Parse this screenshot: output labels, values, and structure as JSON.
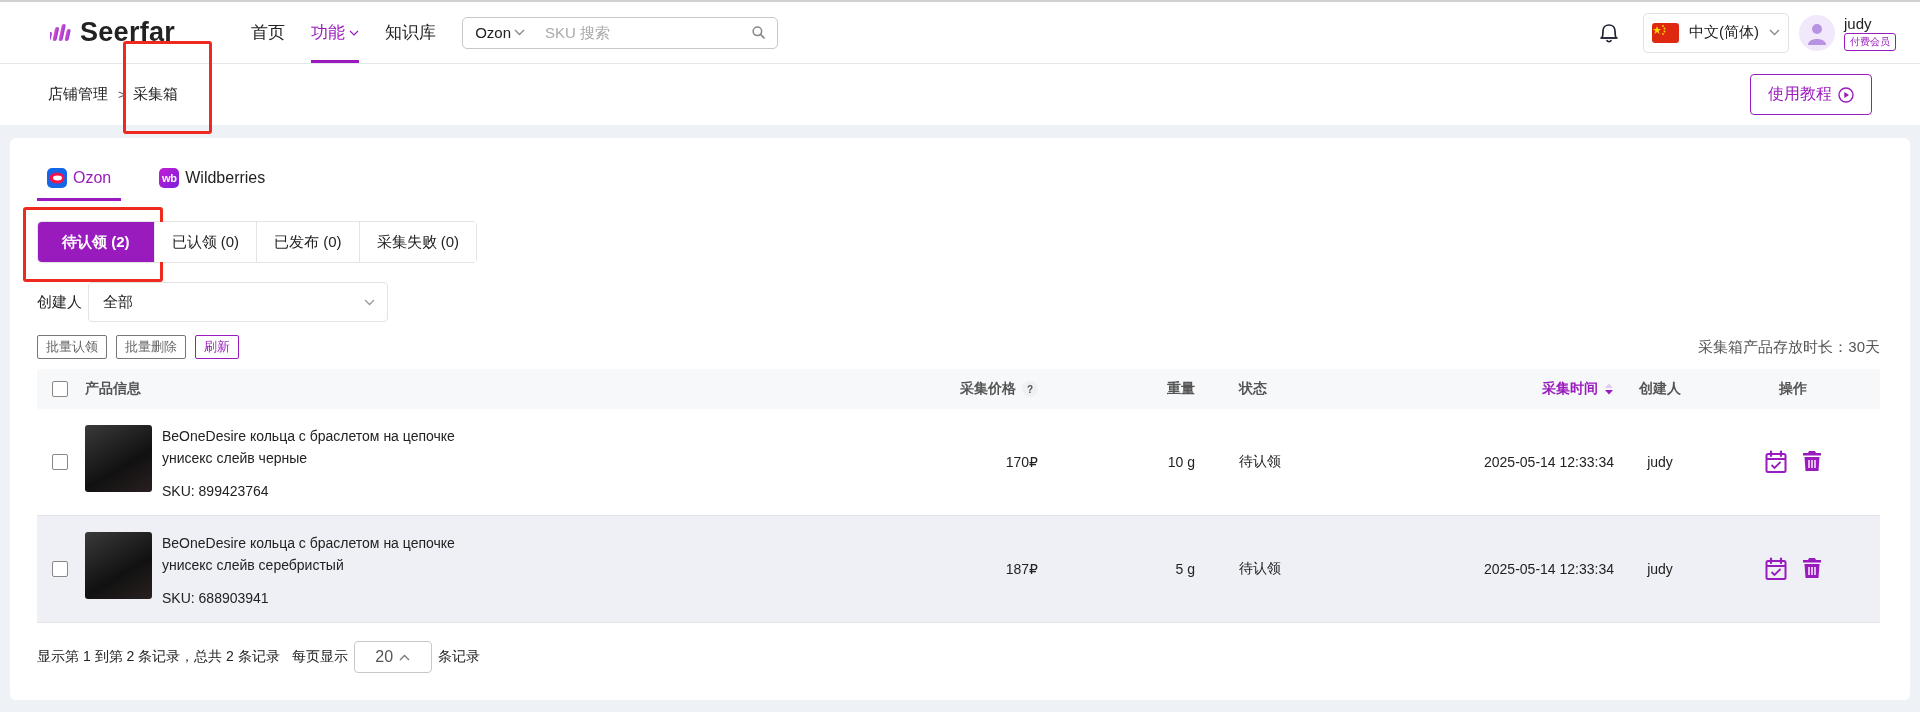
{
  "header": {
    "logo": "Seerfar",
    "nav": [
      {
        "label": "首页",
        "selected": false,
        "dropdown": false
      },
      {
        "label": "功能",
        "selected": true,
        "dropdown": true
      },
      {
        "label": "知识库",
        "selected": false,
        "dropdown": false
      }
    ],
    "search": {
      "platform": "Ozon",
      "placeholder": "SKU 搜索"
    },
    "language": "中文(简体)",
    "user": {
      "name": "judy",
      "badge": "付费会员"
    }
  },
  "breadcrumb": {
    "separator": ">",
    "items": [
      {
        "label": "店铺管理",
        "highlighted": false
      },
      {
        "label": "采集箱",
        "highlighted": true
      }
    ]
  },
  "tutorial_button": "使用教程",
  "platform_tabs": [
    {
      "label": "Ozon",
      "kind": "ozon",
      "selected": true
    },
    {
      "label": "Wildberries",
      "kind": "wb",
      "icon_text": "wb",
      "selected": false
    }
  ],
  "status_tabs": [
    {
      "label": "待认领 (2)",
      "selected": true,
      "highlighted": true
    },
    {
      "label": "已认领 (0)",
      "selected": false,
      "highlighted": false
    },
    {
      "label": "已发布 (0)",
      "selected": false,
      "highlighted": false
    },
    {
      "label": "采集失败 (0)",
      "selected": false,
      "highlighted": false
    }
  ],
  "filter": {
    "label": "创建人",
    "value": "全部"
  },
  "actions": [
    {
      "label": "批量认领",
      "kind": "default"
    },
    {
      "label": "批量删除",
      "kind": "default"
    },
    {
      "label": "刷新",
      "kind": "primary"
    }
  ],
  "retention_note": "采集箱产品存放时长：30天",
  "table": {
    "select_all_checked": false,
    "columns": [
      {
        "label": "产品信息"
      },
      {
        "label": "采集价格",
        "help_mark": "?"
      },
      {
        "label": "重量"
      },
      {
        "label": "状态"
      },
      {
        "label": "采集时间",
        "sorted_descending": true
      },
      {
        "label": "创建人"
      },
      {
        "label": "操作"
      }
    ],
    "rows": [
      {
        "checked": false,
        "hovered": false,
        "title": "BeOneDesire кольца с браслетом на цепочке унисекс слейв черные",
        "sku": "SKU: 899423764",
        "price": "170₽",
        "weight": "10 g",
        "status": "待认领",
        "time": "2025-05-14 12:33:34",
        "creator": "judy"
      },
      {
        "checked": false,
        "hovered": true,
        "title": "BeOneDesire кольца с браслетом на цепочке унисекс слейв серебристый",
        "sku": "SKU: 688903941",
        "price": "187₽",
        "weight": "5 g",
        "status": "待认领",
        "time": "2025-05-14 12:33:34",
        "creator": "judy"
      }
    ]
  },
  "pagination": {
    "summary": "显示第 1 到第 2 条记录，总共 2 条记录",
    "per_page_label": "每页显示",
    "page_size": "20",
    "suffix": "条记录"
  }
}
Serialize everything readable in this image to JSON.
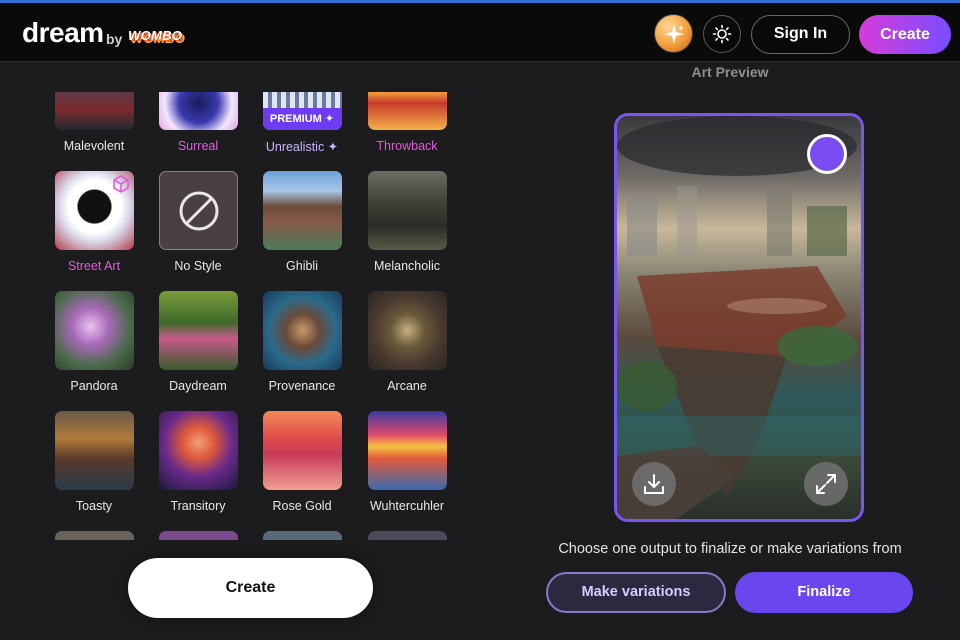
{
  "header": {
    "logo": "dream",
    "by": "by",
    "brand": "WOMBO",
    "sign_in": "Sign In",
    "create": "Create"
  },
  "styles": {
    "items": [
      {
        "label": "Malevolent",
        "tone": "default"
      },
      {
        "label": "Surreal",
        "tone": "pink"
      },
      {
        "label": "Unrealistic ✦",
        "tone": "purple",
        "badge": "PREMIUM ✦"
      },
      {
        "label": "Throwback",
        "tone": "pink"
      },
      {
        "label": "Street Art",
        "tone": "pink"
      },
      {
        "label": "No Style",
        "tone": "default"
      },
      {
        "label": "Ghibli",
        "tone": "default"
      },
      {
        "label": "Melancholic",
        "tone": "default"
      },
      {
        "label": "Pandora",
        "tone": "default"
      },
      {
        "label": "Daydream",
        "tone": "default"
      },
      {
        "label": "Provenance",
        "tone": "default"
      },
      {
        "label": "Arcane",
        "tone": "default"
      },
      {
        "label": "Toasty",
        "tone": "default"
      },
      {
        "label": "Transitory",
        "tone": "default"
      },
      {
        "label": "Rose Gold",
        "tone": "default"
      },
      {
        "label": "Wuhtercuhler",
        "tone": "default"
      }
    ]
  },
  "main": {
    "create_button": "Create"
  },
  "preview": {
    "title": "Art Preview",
    "hint": "Choose one output to finalize or make variations from",
    "make_variations": "Make variations",
    "finalize": "Finalize"
  },
  "colors": {
    "accent_purple": "#6a46ee",
    "pink": "#e35ae0",
    "topbar_stripe": "#2f6fd8"
  }
}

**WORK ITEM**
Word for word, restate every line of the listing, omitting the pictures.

**EXERCISE ANSWER**
Parse this screenshot: output labels, values, and structure as JSON.
{
  "header": {
    "logo": "Seerfar",
    "nav": [
      {
        "label": "首页",
        "selected": false,
        "dropdown": false
      },
      {
        "label": "功能",
        "selected": true,
        "dropdown": true
      },
      {
        "label": "知识库",
        "selected": false,
        "dropdown": false
      }
    ],
    "search": {
      "platform": "Ozon",
      "placeholder": "SKU 搜索"
    },
    "language": "中文(简体)",
    "user": {
      "name": "judy",
      "badge": "付费会员"
    }
  },
  "breadcrumb": {
    "separator": ">",
    "items": [
      {
        "label": "店铺管理",
        "highlighted": false
      },
      {
        "label": "采集箱",
        "highlighted": true
      }
    ]
  },
  "tutorial_button": "使用教程",
  "platform_tabs": [
    {
      "label": "Ozon",
      "kind": "ozon",
      "selected": true
    },
    {
      "label": "Wildberries",
      "kind": "wb",
      "icon_text": "wb",
      "selected": false
    }
  ],
  "status_tabs": [
    {
      "label": "待认领 (2)",
      "selected": true,
      "highlighted": true
    },
    {
      "label": "已认领 (0)",
      "selected": false,
      "highlighted": false
    },
    {
      "label": "已发布 (0)",
      "selected": false,
      "highlighted": false
    },
    {
      "label": "采集失败 (0)",
      "selected": false,
      "highlighted": false
    }
  ],
  "filter": {
    "label": "创建人",
    "value": "全部"
  },
  "actions": [
    {
      "label": "批量认领",
      "kind": "default"
    },
    {
      "label": "批量删除",
      "kind": "default"
    },
    {
      "label": "刷新",
      "kind": "primary"
    }
  ],
  "retention_note": "采集箱产品存放时长：30天",
  "table": {
    "select_all_checked": false,
    "columns": [
      {
        "label": "产品信息"
      },
      {
        "label": "采集价格",
        "help_mark": "?"
      },
      {
        "label": "重量"
      },
      {
        "label": "状态"
      },
      {
        "label": "采集时间",
        "sorted_descending": true
      },
      {
        "label": "创建人"
      },
      {
        "label": "操作"
      }
    ],
    "rows": [
      {
        "checked": false,
        "hovered": false,
        "title": "BeOneDesire кольца с браслетом на цепочке унисекс слейв черные",
        "sku": "SKU: 899423764",
        "price": "170₽",
        "weight": "10 g",
        "status": "待认领",
        "time": "2025-05-14 12:33:34",
        "creator": "judy"
      },
      {
        "checked": false,
        "hovered": true,
        "title": "BeOneDesire кольца с браслетом на цепочке унисекс слейв серебристый",
        "sku": "SKU: 688903941",
        "price": "187₽",
        "weight": "5 g",
        "status": "待认领",
        "time": "2025-05-14 12:33:34",
        "creator": "judy"
      }
    ]
  },
  "pagination": {
    "summary": "显示第 1 到第 2 条记录，总共 2 条记录",
    "per_page_label": "每页显示",
    "page_size": "20",
    "suffix": "条记录"
  }
}
Serialize everything readable in this image to JSON.
{
  "header": {
    "logo": "dream",
    "by": "by",
    "brand": "WOMBO",
    "sign_in": "Sign In",
    "create": "Create"
  },
  "styles": {
    "items": [
      {
        "label": "Malevolent",
        "tone": "default"
      },
      {
        "label": "Surreal",
        "tone": "pink"
      },
      {
        "label": "Unrealistic ✦",
        "tone": "purple",
        "badge": "PREMIUM ✦"
      },
      {
        "label": "Throwback",
        "tone": "pink"
      },
      {
        "label": "Street Art",
        "tone": "pink"
      },
      {
        "label": "No Style",
        "tone": "default"
      },
      {
        "label": "Ghibli",
        "tone": "default"
      },
      {
        "label": "Melancholic",
        "tone": "default"
      },
      {
        "label": "Pandora",
        "tone": "default"
      },
      {
        "label": "Daydream",
        "tone": "default"
      },
      {
        "label": "Provenance",
        "tone": "default"
      },
      {
        "label": "Arcane",
        "tone": "default"
      },
      {
        "label": "Toasty",
        "tone": "default"
      },
      {
        "label": "Transitory",
        "tone": "default"
      },
      {
        "label": "Rose Gold",
        "tone": "default"
      },
      {
        "label": "Wuhtercuhler",
        "tone": "default"
      }
    ]
  },
  "main": {
    "create_button": "Create"
  },
  "preview": {
    "title": "Art Preview",
    "hint": "Choose one output to finalize or make variations from",
    "make_variations": "Make variations",
    "finalize": "Finalize"
  },
  "colors": {
    "accent_purple": "#6a46ee",
    "pink": "#e35ae0",
    "topbar_stripe": "#2f6fd8"
  }
}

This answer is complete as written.